AG Introduces Bill that Would Hold Landlords Criminally Accountable for Tenant Harassment
There is finally a bit of momentum in combating landlords who have made an apparent cottage industry out of tenant harassment. Local offenders are finally being held accountable, even if the punishments don’t necessarily fit the bill.
Yesterday, state attorney general Eric Schneiderman introduced a new bill that would hold these controversial building owners criminally accountable for such harassment. In effect, the proposed legislation – known as the “Tenant Protection Act of 2017” – would lower the standard needed to actually criminally convict a landlord of Harassment of a Rent Regulated Tenant.
Schneiderman’s Tenant Protection Act, co-sponsored by Senator Liz Krueger and Assemblymember Joseph Lentol, would reverse that, “setting a more reasonable standard that eliminates the need to prove physical injury to a tenant, and opening the door to prosecutions arising out of more commonplace and insidious tactics — such as turning off heat and hot water, exposing tenants to hazardous materials, and making rent-stabilized buildings deliberately uninhabitable for current tenants and their families.”
“The laws should protect tenants, not greedy landlords who make their buildings uninhabitable in an effort to force families out of their homes,” said Attorney General Schneiderman in a statement. “It’s clear that our existing criminal laws are simply inadequate when it comes to protecting tenants from these dangerous tactics by landlords.
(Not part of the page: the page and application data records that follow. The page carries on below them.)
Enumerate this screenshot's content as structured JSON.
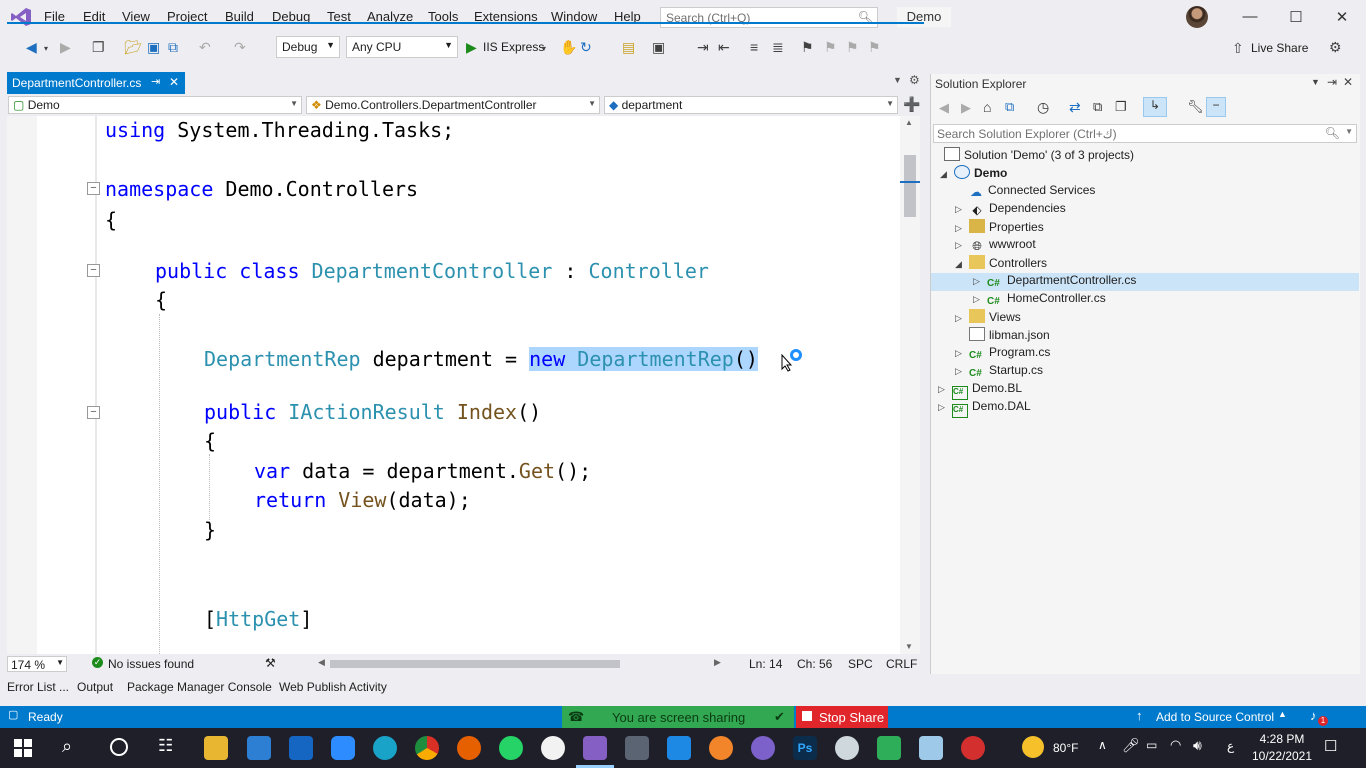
{
  "menu": {
    "items": [
      "File",
      "Edit",
      "View",
      "Project",
      "Build",
      "Debug",
      "Test",
      "Analyze",
      "Tools",
      "Extensions",
      "Window",
      "Help"
    ],
    "search_placeholder": "Search (Ctrl+Q)",
    "project_badge": "Demo"
  },
  "toolbar": {
    "config": "Debug",
    "platform": "Any CPU",
    "run_label": "IIS Express",
    "live_share": "Live Share"
  },
  "tab": {
    "name": "DepartmentController.cs"
  },
  "navbar": {
    "project": "Demo",
    "type": "Demo.Controllers.DepartmentController",
    "member": "department"
  },
  "code": {
    "l1_kw": "using",
    "l1_rest": " System.Threading.Tasks;",
    "l2_kw": "namespace",
    "l2_rest": " Demo.Controllers",
    "l3": "{",
    "l4_kw": "public class",
    "l4_type": "DepartmentController",
    "l4_colon": " : ",
    "l4_base": "Controller",
    "l5": "{",
    "l6_type": "DepartmentRep",
    "l6_mid": " department = ",
    "l6_new": "new",
    "l6_sp": " ",
    "l6_ctor": "DepartmentRep",
    "l6_end": "()",
    "l7_kw": "public",
    "l7_type": "IActionResult",
    "l7_fn": "Index",
    "l7_end": "()",
    "l8": "{",
    "l9_kw": "var",
    "l9_mid": " data = department.",
    "l9_fn": "Get",
    "l9_end": "();",
    "l10_kw": "return",
    "l10_fn": "View",
    "l10_end": "(data);",
    "l11": "}",
    "l12_open": "[",
    "l12_attr": "HttpGet",
    "l12_close": "]"
  },
  "editor_status": {
    "zoom": "174 %",
    "issues": "No issues found",
    "line": "Ln: 14",
    "col": "Ch: 56",
    "spc": "SPC",
    "crlf": "CRLF"
  },
  "bottom_tabs": [
    "Error List ...",
    "Output",
    "Package Manager Console",
    "Web Publish Activity"
  ],
  "status": {
    "ready": "Ready",
    "sharing": "You are screen sharing",
    "stop_share": "Stop Share",
    "source_control": "Add to Source Control",
    "notif_count": "1"
  },
  "solution_explorer": {
    "title": "Solution Explorer",
    "search_placeholder": "Search Solution Explorer (Ctrl+ك)",
    "solution": "Solution 'Demo' (3 of 3 projects)",
    "items": [
      "Demo",
      "Connected Services",
      "Dependencies",
      "Properties",
      "wwwroot",
      "Controllers",
      "DepartmentController.cs",
      "HomeController.cs",
      "Views",
      "libman.json",
      "Program.cs",
      "Startup.cs",
      "Demo.BL",
      "Demo.DAL"
    ]
  },
  "taskbar": {
    "weather": "80°F",
    "time": "4:28 PM",
    "date": "10/22/2021",
    "lang": "ع"
  },
  "colors": {
    "accent": "#007acc",
    "keyword": "#0000ff",
    "type": "#2b91af",
    "method": "#74531f",
    "selection": "#add6ff",
    "share_green": "#33a852",
    "stop_red": "#e0262b"
  }
}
We must give prosecutors the tools necessary to protect tenants – and stem the rising tide of tenant harassment that is undermining affordability around New York.”
From the mailbag:
Under the existing Harassment of a Rent Regulated Tenant statute, a prosecutor must not only prove that the offending landlord intended to cause the tenant to vacate their home, but also that the tenant sustained physical injury due to the landlord’s actions and that the landlord intended to cause (or acted with criminal recklessness in causing) such injury. This existing Penal Law statute creates an inexplicably high bar that – in the nearly two decades since the law was enacted – has never been met. In fact, a recent analysis of NYS Division of Criminal Justice Services data shows that not a single landlord has ever been convicted of the crime of Harassment of a Rent Regulated Tenant.
Due to the high bar in the existing criminal tenant harassment statute, prosecutors often can successfully pursue serious criminal charges and tougher penalties against unscrupulous landlords only when there also is evidence of other serious crimes committed by the landlord. For example, the Attorney General’s office has charged landlords with mortgage fraud and larceny, which can occur when a landlord looks to inflate the rental income they receive from rent-regulated buildings, upon which they re-finance their loans. While some landlords who commit mortgage fraud and larceny also engage in tenant harassment, prosecutors should not have to rely on other statutes to bring felony charges against these bad actors. Given the prevalence of this type of behavior, the public demands and prosecutors need a stand-alone statute to curb this behavior.
The Attorney General’s legislation would eliminate the need to prove physical injury to a rent regulated tenant, and a landlord’s specific intent to cause it, in order to secure a criminal conviction for harassment against an offending landlord. Among other things, the legislation would:
- Create a new class A misdemeanor that would apply to landlords and their agents who, with the intent to induce a rent regulated tenant to vacate their home, engage in a “course of conduct” that: “impairs the habitability” of the housing accommodation; creates a condition that endangers the health or safety of the tenant; or is reasonably likely to, and does in fact, “interfere with or disturb the comfort, repose, peace or quiet” of such tenant in the use of their home;
- Expand the existing class E felony Penal Law offense to also make it unlawful for landlords or their agents, with the intent to induce two or more tenants in different rent regulated units to move out, to engage in a “systematic ongoing course of conduct” that: “impairs the habitability” of the housing accommodations; creates a condition that endangers the health or safety of one or more of the tenants; or is reasonably likely to, and does in fact, “interfere with or disturb the comfort, repose, peace or quiet” of one or more of such tenants in the use of their homes; and
- Make it a class E felony for a landlord to commit the new class A misdemeanor offense after he or she has been convicted of that crime or the class E felony tenant harassment offense within the preceding five years.
The new class A misdemeanor carries a maximum penalty of up to one year in jail. The class E felony carries a maximum sentence of up to four years in State prison.